I estimate that over 90% of my photos are taken indoors, so I don’t give much thought to how my cameras would perform in torrential rain. I’m in the minority with my lack of concern in this area, apparently, as I frequently see photographers expressing concern when a new camera is announced that doesn’t have waterproofing.
I can understand someone not bringing their camera outside in a downpour, but I’ve never understood why some shooters protect their gear too much. Also, I’ve seen photographers remove a lens cap, take a photo, and immediately replace the lens cap. I recently made a video about the absurdity of Leica photographers leaving a strip of plastic on the bottom of their camera to protect a metal base plate. You may have seen companies offering kevlar-style covers, which you can house your camera in for protection. I argue that when you protect your camera so much that it still looks brand new when you’re looking to sell it, the only thing you’ve done is make sure the next owner of the camera gets a good deal on his second-hand camera purchase. I take pride in every nick, scratch, and abrasion on my cameras, as these battle scars are a testament to my actual use of my tools.

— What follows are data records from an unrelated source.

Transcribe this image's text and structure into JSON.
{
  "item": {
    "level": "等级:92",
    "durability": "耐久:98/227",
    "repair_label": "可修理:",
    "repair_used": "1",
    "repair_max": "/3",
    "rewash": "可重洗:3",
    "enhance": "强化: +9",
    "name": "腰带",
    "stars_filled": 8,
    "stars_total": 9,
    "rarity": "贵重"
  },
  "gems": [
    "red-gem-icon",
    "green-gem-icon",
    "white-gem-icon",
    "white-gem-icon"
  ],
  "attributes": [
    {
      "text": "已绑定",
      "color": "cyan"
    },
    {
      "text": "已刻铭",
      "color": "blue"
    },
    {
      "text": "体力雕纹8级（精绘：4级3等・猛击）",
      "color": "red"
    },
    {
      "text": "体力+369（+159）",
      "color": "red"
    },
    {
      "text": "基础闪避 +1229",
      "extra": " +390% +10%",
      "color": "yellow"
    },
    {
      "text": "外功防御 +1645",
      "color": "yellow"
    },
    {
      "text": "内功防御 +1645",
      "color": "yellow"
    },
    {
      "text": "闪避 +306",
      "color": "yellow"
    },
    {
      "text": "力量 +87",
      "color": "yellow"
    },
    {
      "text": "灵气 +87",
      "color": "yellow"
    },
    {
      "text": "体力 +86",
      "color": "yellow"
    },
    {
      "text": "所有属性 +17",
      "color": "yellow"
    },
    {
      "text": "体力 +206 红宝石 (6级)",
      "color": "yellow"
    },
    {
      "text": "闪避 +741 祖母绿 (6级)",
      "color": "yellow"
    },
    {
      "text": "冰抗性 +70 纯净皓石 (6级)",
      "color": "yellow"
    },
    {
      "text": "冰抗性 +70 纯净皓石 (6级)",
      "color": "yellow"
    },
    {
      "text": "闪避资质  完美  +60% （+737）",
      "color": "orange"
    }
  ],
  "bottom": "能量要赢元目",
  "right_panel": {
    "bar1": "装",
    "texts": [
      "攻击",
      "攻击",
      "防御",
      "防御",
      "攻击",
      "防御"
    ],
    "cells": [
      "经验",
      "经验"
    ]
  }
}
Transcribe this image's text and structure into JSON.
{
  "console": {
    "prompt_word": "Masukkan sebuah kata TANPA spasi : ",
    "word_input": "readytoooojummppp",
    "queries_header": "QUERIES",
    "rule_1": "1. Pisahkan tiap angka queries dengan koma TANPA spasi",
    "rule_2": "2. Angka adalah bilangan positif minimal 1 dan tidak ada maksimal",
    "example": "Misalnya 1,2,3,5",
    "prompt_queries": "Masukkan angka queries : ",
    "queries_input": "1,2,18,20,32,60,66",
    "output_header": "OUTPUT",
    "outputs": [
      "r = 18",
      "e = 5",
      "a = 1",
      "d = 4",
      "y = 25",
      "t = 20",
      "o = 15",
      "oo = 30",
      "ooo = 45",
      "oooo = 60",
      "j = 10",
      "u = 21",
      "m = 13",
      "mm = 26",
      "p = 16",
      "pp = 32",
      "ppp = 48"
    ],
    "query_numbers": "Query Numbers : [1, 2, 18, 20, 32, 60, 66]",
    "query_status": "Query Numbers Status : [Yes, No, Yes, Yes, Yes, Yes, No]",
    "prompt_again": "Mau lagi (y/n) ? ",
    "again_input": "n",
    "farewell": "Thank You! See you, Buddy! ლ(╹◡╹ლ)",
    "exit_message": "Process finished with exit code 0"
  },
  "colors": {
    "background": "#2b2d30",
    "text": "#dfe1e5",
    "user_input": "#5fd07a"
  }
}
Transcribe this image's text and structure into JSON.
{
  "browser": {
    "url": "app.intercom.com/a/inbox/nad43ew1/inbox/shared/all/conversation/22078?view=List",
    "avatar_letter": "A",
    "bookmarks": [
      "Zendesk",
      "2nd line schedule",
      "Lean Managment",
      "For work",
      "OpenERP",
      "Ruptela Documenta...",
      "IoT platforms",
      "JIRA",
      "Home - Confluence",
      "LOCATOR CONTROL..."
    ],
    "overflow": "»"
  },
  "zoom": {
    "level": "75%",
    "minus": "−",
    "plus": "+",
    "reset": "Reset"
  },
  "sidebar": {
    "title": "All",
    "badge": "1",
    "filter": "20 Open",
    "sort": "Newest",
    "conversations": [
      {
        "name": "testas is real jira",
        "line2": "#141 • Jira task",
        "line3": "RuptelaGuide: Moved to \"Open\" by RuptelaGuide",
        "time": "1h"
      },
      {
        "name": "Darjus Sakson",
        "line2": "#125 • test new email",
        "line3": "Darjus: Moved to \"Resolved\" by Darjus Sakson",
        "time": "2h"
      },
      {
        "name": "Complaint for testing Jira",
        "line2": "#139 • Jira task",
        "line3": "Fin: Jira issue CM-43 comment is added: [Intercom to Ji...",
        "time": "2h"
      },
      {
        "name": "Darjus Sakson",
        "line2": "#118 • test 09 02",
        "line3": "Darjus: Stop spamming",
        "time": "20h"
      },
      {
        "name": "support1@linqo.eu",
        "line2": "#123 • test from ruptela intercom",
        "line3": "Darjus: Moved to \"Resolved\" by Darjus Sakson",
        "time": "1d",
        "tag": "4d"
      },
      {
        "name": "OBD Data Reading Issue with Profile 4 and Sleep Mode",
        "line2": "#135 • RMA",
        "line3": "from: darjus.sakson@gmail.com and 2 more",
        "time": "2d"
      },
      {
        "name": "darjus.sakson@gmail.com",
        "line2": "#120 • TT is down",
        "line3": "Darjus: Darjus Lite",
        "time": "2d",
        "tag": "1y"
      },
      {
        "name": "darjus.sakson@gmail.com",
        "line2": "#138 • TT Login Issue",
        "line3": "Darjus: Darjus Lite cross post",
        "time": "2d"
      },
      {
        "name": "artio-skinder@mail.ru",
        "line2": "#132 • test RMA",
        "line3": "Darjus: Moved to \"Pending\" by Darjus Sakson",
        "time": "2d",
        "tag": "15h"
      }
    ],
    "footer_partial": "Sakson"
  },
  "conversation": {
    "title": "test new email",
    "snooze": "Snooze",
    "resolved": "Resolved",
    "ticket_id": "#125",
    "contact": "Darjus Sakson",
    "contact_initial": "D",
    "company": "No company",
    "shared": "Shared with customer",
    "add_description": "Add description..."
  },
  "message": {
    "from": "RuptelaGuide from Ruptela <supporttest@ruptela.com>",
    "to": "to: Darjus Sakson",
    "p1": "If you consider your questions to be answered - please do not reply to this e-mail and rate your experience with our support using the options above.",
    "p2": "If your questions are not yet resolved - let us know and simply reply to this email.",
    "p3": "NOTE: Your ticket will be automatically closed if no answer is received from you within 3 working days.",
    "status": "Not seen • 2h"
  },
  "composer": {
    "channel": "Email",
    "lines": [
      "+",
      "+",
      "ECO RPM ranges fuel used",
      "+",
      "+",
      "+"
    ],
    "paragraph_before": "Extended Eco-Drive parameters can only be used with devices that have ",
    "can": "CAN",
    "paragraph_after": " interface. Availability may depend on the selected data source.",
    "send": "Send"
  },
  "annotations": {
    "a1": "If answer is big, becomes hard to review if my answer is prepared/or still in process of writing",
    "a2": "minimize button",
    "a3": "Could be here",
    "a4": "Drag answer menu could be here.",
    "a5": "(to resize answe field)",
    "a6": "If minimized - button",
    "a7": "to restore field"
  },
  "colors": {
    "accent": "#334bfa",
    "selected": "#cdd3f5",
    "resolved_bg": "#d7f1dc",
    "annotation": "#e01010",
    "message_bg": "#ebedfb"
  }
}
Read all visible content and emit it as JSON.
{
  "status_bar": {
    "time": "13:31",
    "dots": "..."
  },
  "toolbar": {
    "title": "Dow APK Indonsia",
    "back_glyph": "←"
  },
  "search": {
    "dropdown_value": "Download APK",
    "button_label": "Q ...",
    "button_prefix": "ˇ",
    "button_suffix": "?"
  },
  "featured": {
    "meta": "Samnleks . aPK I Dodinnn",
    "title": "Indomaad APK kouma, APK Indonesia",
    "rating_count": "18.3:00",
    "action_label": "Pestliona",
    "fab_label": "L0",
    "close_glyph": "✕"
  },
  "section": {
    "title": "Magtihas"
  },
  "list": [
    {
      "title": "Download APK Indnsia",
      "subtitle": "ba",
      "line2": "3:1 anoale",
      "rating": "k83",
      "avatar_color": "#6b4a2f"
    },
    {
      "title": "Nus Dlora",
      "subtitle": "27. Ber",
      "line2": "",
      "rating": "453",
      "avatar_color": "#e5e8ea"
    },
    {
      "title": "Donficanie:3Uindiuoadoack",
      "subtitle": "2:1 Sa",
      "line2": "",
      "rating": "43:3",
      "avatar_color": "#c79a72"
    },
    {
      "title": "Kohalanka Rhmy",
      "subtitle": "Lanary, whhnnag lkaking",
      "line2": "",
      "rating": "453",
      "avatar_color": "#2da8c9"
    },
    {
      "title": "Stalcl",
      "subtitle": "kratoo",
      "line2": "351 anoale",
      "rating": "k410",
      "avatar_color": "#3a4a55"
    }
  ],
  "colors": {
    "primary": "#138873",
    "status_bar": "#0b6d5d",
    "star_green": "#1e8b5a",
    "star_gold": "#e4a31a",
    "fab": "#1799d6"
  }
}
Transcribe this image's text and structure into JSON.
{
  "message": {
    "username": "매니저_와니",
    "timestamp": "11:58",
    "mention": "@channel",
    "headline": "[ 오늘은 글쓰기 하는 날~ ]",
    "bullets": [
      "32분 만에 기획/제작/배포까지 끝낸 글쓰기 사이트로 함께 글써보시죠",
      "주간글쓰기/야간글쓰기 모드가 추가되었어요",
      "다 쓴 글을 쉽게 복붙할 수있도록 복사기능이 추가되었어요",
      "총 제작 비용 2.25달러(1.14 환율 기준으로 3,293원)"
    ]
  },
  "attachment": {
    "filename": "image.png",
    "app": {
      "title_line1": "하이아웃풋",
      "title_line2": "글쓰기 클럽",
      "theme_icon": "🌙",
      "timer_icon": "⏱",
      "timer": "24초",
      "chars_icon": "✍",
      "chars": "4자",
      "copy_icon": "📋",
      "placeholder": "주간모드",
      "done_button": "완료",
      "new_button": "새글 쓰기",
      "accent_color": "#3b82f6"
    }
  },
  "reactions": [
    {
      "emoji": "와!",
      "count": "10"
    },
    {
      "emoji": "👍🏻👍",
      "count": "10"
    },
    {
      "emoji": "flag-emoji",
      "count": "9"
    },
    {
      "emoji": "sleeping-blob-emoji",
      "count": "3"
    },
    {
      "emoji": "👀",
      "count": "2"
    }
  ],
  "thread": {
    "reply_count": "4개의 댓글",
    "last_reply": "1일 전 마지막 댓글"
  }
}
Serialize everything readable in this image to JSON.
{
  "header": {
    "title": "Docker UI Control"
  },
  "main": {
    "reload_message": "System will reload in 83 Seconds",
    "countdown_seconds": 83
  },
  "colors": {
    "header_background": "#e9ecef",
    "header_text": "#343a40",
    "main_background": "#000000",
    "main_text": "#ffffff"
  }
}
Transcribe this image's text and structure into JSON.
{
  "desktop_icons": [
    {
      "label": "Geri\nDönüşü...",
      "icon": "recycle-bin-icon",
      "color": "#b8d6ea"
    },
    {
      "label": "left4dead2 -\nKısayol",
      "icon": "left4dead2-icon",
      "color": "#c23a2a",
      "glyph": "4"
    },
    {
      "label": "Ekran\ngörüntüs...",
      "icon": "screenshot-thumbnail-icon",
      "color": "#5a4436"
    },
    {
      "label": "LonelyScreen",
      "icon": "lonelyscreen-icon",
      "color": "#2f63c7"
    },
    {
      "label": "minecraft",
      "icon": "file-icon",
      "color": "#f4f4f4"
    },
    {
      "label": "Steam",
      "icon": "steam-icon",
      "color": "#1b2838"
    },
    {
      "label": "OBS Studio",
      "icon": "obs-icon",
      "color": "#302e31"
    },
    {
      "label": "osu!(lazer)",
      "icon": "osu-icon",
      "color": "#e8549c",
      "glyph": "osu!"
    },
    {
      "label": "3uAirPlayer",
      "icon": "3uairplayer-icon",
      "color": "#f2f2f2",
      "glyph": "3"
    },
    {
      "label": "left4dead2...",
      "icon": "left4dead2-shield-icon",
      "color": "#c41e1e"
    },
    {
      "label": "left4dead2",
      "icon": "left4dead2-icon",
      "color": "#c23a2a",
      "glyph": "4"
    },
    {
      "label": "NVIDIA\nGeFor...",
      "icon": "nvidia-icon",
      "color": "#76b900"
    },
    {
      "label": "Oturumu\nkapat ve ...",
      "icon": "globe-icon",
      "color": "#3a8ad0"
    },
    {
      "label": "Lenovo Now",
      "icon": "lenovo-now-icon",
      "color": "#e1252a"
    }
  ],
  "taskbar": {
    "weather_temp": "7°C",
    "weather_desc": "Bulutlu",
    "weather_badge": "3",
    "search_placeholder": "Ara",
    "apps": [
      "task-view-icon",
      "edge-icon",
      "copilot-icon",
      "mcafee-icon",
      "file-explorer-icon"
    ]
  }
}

Photographer Reggie Ballesteros recently found himself tasked with photographing a wedding where he had no choice but to use his camera in the rain. He details the experience in a vlog-style video that recounts his experience using the Fujifilm X-T3, XF 18mm 1.4 WR and XF 50mm 1.0 WR in the rain for three hours straight. For the vlog, Reggie uses a shoulder-mounted video camera that gives the viewer a first-person perspective of what Reggie sees as he shoots, and it’s a great perspective from which to watch a photographer direct subjects and create images. I won’t spoil your viewing experience by telling you how it all goes, but I will say that I appreciated that the video depicted a real situation faced by a professional photographer rather than some sort of lab test . This incident is also a reminder of the importance of having backup gear with you when shooting professionally, so if you have to risk shooting in the rain, you can do all the rain shooting on a body and save the second body. to be used in case of failure of the first body.